Nothing but an exact reproduction of the records, pictures excluded, should be returned.

=== DATA IN THIS EXERCISE ===

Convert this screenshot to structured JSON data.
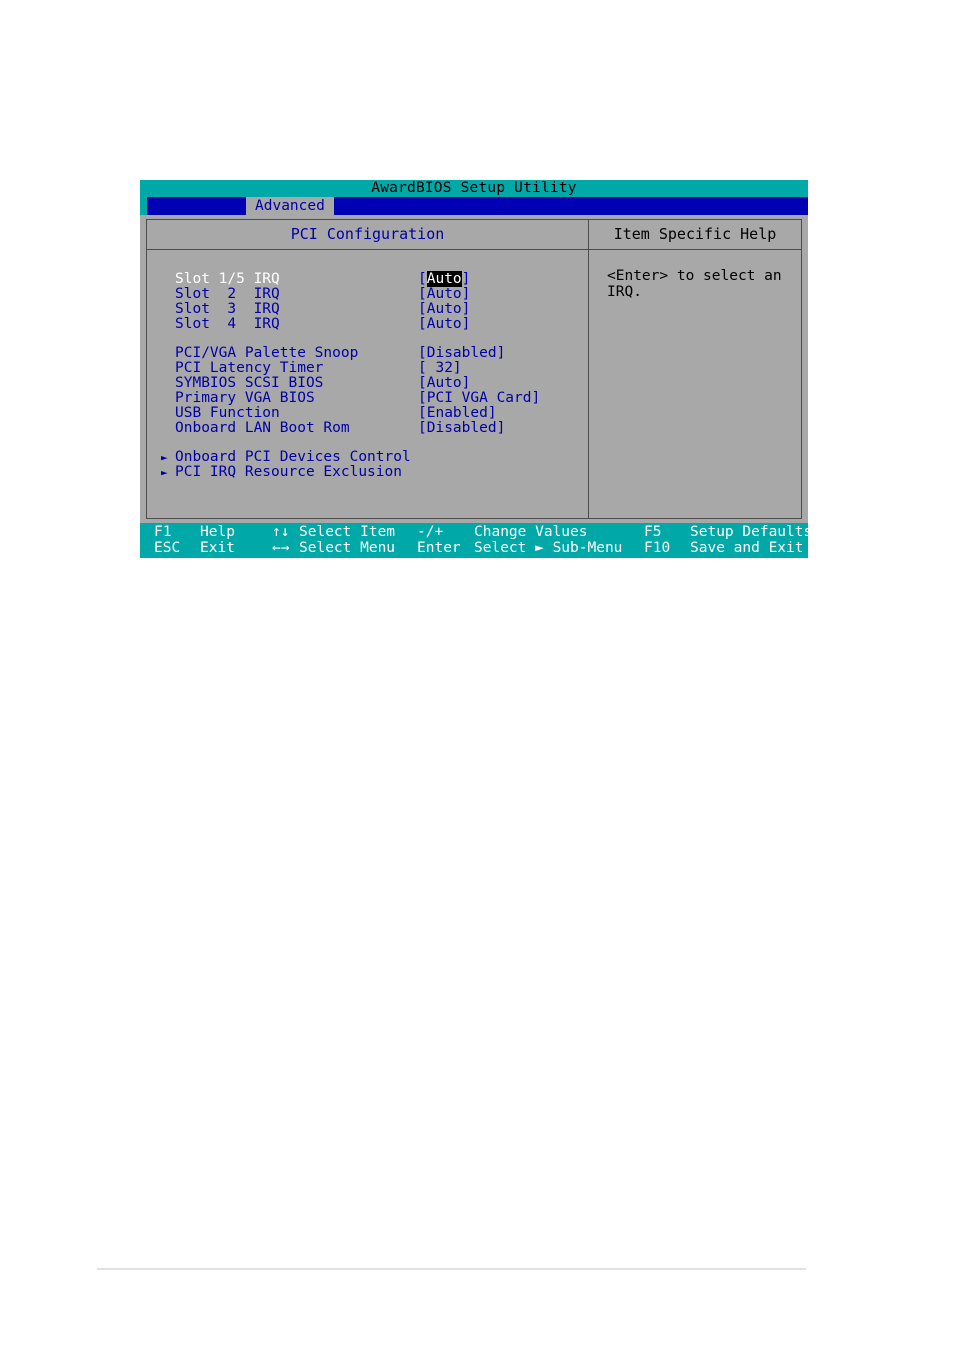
{
  "window": {
    "title": "AwardBIOS Setup Utility",
    "active_tab": "Advanced",
    "left_panel_title": "PCI Configuration",
    "right_panel_title": "Item Specific Help"
  },
  "colors": {
    "title_bar": "#00a8a8",
    "tab_bar": "#0000b4",
    "panel_bg": "#a8a8a8",
    "label": "#0000a8",
    "selected_label": "#ffffff",
    "highlight_bg": "#000000",
    "highlight_fg": "#ffffff",
    "legend_bar": "#00a8a8"
  },
  "settings": {
    "irq_group": [
      {
        "label": "Slot 1/5 IRQ",
        "value_prefix": "[",
        "value": "Auto",
        "value_suffix": "]",
        "selected": true
      },
      {
        "label": "Slot  2  IRQ",
        "value_prefix": "[",
        "value": "Auto",
        "value_suffix": "]",
        "selected": false
      },
      {
        "label": "Slot  3  IRQ",
        "value_prefix": "[",
        "value": "Auto",
        "value_suffix": "]",
        "selected": false
      },
      {
        "label": "Slot  4  IRQ",
        "value_prefix": "[",
        "value": "Auto",
        "value_suffix": "]",
        "selected": false
      }
    ],
    "options_group": [
      {
        "label": "PCI/VGA Palette Snoop",
        "value": "[Disabled]"
      },
      {
        "label": "PCI Latency Timer",
        "value": "[ 32]"
      },
      {
        "label": "SYMBIOS SCSI BIOS",
        "value": "[Auto]"
      },
      {
        "label": "Primary VGA BIOS",
        "value": "[PCI VGA Card]"
      },
      {
        "label": "USB Function",
        "value": "[Enabled]"
      },
      {
        "label": "Onboard LAN Boot Rom",
        "value": "[Disabled]"
      }
    ],
    "submenus": [
      {
        "arrow": "►",
        "label": "Onboard PCI Devices Control"
      },
      {
        "arrow": "►",
        "label": "PCI IRQ Resource Exclusion"
      }
    ]
  },
  "help": {
    "line1": "<Enter> to select an",
    "line2": "IRQ."
  },
  "legend": {
    "row1": [
      {
        "key": "F1",
        "desc": "Help"
      },
      {
        "key": "↑↓",
        "desc": "Select Item"
      },
      {
        "key": "-/+",
        "desc": "Change Values"
      },
      {
        "key": "F5",
        "desc": "Setup Defaults"
      }
    ],
    "row2": [
      {
        "key": "ESC",
        "desc": "Exit"
      },
      {
        "key": "←→",
        "desc": "Select Menu"
      },
      {
        "key": "Enter",
        "desc": "Select ► Sub-Menu"
      },
      {
        "key": "F10",
        "desc": "Save and Exit"
      }
    ]
  }
}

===

**REPLY TO THE EXERCISE**:
Convert this screenshot to structured JSON data.
{
  "window": {
    "title": "AwardBIOS Setup Utility",
    "active_tab": "Advanced",
    "left_panel_title": "PCI Configuration",
    "right_panel_title": "Item Specific Help"
  },
  "colors": {
    "title_bar": "#00a8a8",
    "tab_bar": "#0000b4",
    "panel_bg": "#a8a8a8",
    "label": "#0000a8",
    "selected_label": "#ffffff",
    "highlight_bg": "#000000",
    "highlight_fg": "#ffffff",
    "legend_bar": "#00a8a8"
  },
  "settings": {
    "irq_group": [
      {
        "label": "Slot 1/5 IRQ",
        "value_prefix": "[",
        "value": "Auto",
        "value_suffix": "]",
        "selected": true
      },
      {
        "label": "Slot  2  IRQ",
        "value_prefix": "[",
        "value": "Auto",
        "value_suffix": "]",
        "selected": false
      },
      {
        "label": "Slot  3  IRQ",
        "value_prefix": "[",
        "value": "Auto",
        "value_suffix": "]",
        "selected": false
      },
      {
        "label": "Slot  4  IRQ",
        "value_prefix": "[",
        "value": "Auto",
        "value_suffix": "]",
        "selected": false
      }
    ],
    "options_group": [
      {
        "label": "PCI/VGA Palette Snoop",
        "value": "[Disabled]"
      },
      {
        "label": "PCI Latency Timer",
        "value": "[ 32]"
      },
      {
        "label": "SYMBIOS SCSI BIOS",
        "value": "[Auto]"
      },
      {
        "label": "Primary VGA BIOS",
        "value": "[PCI VGA Card]"
      },
      {
        "label": "USB Function",
        "value": "[Enabled]"
      },
      {
        "label": "Onboard LAN Boot Rom",
        "value": "[Disabled]"
      }
    ],
    "submenus": [
      {
        "arrow": "►",
        "label": "Onboard PCI Devices Control"
      },
      {
        "arrow": "►",
        "label": "PCI IRQ Resource Exclusion"
      }
    ]
  },
  "help": {
    "line1": "<Enter> to select an",
    "line2": "IRQ."
  },
  "legend": {
    "row1": [
      {
        "key": "F1",
        "desc": "Help"
      },
      {
        "key": "↑↓",
        "desc": "Select Item"
      },
      {
        "key": "-/+",
        "desc": "Change Values"
      },
      {
        "key": "F5",
        "desc": "Setup Defaults"
      }
    ],
    "row2": [
      {
        "key": "ESC",
        "desc": "Exit"
      },
      {
        "key": "←→",
        "desc": "Select Menu"
      },
      {
        "key": "Enter",
        "desc": "Select ► Sub-Menu"
      },
      {
        "key": "F10",
        "desc": "Save and Exit"
      }
    ]
  }
}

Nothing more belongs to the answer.